___ Entries shown

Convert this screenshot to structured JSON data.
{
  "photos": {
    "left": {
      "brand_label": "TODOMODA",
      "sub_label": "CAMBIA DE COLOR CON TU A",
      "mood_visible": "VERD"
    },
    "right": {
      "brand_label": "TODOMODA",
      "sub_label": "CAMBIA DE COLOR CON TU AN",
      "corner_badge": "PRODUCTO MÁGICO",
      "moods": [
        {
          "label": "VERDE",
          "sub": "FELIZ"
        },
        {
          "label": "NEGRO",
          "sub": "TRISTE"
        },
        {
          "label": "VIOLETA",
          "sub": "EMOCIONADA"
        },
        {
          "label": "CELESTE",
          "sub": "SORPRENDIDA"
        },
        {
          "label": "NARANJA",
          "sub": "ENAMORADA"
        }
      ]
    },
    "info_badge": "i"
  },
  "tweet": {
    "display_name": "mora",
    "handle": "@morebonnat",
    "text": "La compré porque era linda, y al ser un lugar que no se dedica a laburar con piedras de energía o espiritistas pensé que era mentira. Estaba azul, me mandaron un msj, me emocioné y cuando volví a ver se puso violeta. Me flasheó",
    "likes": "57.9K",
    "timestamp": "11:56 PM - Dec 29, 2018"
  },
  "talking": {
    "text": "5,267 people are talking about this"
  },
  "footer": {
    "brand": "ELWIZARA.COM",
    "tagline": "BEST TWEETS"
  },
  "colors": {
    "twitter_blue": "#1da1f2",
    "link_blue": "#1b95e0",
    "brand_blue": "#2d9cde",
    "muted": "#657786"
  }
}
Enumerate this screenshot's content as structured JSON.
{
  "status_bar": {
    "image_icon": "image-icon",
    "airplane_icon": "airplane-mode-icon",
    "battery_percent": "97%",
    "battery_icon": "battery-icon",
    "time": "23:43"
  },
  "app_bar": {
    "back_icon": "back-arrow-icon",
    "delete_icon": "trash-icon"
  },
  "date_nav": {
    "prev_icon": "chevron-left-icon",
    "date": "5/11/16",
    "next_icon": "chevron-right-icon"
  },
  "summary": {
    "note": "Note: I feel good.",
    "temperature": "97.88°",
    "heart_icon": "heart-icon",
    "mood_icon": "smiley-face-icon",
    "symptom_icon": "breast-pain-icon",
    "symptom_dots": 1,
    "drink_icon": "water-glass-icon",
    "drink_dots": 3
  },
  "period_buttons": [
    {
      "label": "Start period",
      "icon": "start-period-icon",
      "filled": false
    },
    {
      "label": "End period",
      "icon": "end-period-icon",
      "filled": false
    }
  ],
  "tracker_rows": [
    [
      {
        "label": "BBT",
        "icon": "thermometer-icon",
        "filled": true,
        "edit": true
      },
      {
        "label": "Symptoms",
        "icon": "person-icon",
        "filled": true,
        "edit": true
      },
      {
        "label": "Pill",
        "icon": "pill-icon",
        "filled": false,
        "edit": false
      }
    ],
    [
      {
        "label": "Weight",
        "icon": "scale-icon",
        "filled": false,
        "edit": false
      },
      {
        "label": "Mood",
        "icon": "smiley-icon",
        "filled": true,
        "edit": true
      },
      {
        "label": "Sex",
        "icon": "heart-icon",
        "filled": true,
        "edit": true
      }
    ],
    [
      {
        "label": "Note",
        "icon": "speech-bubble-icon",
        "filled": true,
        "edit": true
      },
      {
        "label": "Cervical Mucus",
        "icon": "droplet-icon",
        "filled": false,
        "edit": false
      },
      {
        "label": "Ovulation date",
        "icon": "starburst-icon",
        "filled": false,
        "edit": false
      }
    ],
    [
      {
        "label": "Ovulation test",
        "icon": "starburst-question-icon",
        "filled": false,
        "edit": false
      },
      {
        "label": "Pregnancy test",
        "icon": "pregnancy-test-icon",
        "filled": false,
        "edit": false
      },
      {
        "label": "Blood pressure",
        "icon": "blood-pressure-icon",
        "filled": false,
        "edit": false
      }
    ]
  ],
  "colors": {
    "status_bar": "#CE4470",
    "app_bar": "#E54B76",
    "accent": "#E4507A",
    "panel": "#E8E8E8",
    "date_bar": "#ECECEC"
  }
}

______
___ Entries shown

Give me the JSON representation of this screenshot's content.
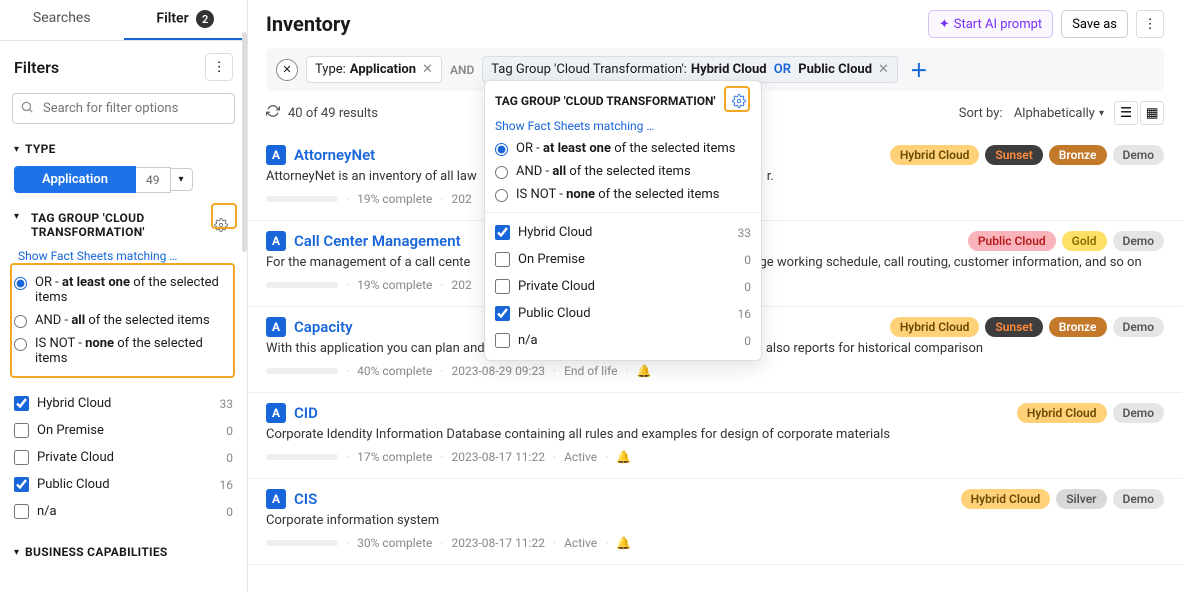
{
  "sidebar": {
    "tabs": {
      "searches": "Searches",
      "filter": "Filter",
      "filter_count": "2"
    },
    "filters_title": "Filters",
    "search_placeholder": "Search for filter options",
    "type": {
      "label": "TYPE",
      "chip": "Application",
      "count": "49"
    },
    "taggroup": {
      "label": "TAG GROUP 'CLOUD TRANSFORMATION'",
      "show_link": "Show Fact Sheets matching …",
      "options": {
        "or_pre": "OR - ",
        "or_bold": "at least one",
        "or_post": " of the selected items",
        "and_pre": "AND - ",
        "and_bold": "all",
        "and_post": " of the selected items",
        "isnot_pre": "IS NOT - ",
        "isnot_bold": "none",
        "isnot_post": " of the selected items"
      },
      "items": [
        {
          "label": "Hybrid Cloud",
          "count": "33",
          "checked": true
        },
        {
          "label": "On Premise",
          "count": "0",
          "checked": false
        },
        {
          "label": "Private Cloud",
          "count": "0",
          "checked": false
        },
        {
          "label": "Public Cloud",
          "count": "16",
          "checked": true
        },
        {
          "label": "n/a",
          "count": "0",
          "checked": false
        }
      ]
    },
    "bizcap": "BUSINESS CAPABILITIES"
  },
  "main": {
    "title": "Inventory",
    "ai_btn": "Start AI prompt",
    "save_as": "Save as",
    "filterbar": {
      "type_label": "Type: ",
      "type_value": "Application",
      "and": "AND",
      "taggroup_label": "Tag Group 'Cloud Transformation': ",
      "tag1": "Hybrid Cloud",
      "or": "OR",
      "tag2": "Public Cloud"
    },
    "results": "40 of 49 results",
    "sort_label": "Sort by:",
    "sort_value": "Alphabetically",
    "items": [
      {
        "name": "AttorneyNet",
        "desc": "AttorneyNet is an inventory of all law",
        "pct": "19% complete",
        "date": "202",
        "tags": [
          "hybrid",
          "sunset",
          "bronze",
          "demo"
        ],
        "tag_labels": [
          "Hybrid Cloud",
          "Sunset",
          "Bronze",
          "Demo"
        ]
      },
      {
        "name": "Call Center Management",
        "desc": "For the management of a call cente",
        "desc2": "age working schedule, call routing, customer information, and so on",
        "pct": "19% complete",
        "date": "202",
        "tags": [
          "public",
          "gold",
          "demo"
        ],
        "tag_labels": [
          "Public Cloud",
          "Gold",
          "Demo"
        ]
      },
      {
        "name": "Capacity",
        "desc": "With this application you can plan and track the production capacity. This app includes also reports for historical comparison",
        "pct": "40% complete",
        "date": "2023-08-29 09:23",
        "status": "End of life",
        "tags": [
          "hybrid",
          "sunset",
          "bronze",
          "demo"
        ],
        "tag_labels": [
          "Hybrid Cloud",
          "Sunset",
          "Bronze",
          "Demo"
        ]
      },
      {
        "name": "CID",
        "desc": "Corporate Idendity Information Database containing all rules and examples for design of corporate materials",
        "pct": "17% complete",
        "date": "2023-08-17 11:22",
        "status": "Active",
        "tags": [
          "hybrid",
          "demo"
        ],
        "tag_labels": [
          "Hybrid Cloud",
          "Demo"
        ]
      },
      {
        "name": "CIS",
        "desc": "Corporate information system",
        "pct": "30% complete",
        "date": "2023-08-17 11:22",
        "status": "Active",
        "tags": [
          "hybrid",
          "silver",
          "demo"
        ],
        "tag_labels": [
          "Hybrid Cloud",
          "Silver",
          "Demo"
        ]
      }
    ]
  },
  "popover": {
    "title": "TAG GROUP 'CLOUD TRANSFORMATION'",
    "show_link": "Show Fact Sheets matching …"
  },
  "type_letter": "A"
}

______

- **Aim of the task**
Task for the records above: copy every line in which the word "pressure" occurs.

- **Written solution**
        "label": "Blood pressure",
        "icon": "blood-pressure-icon",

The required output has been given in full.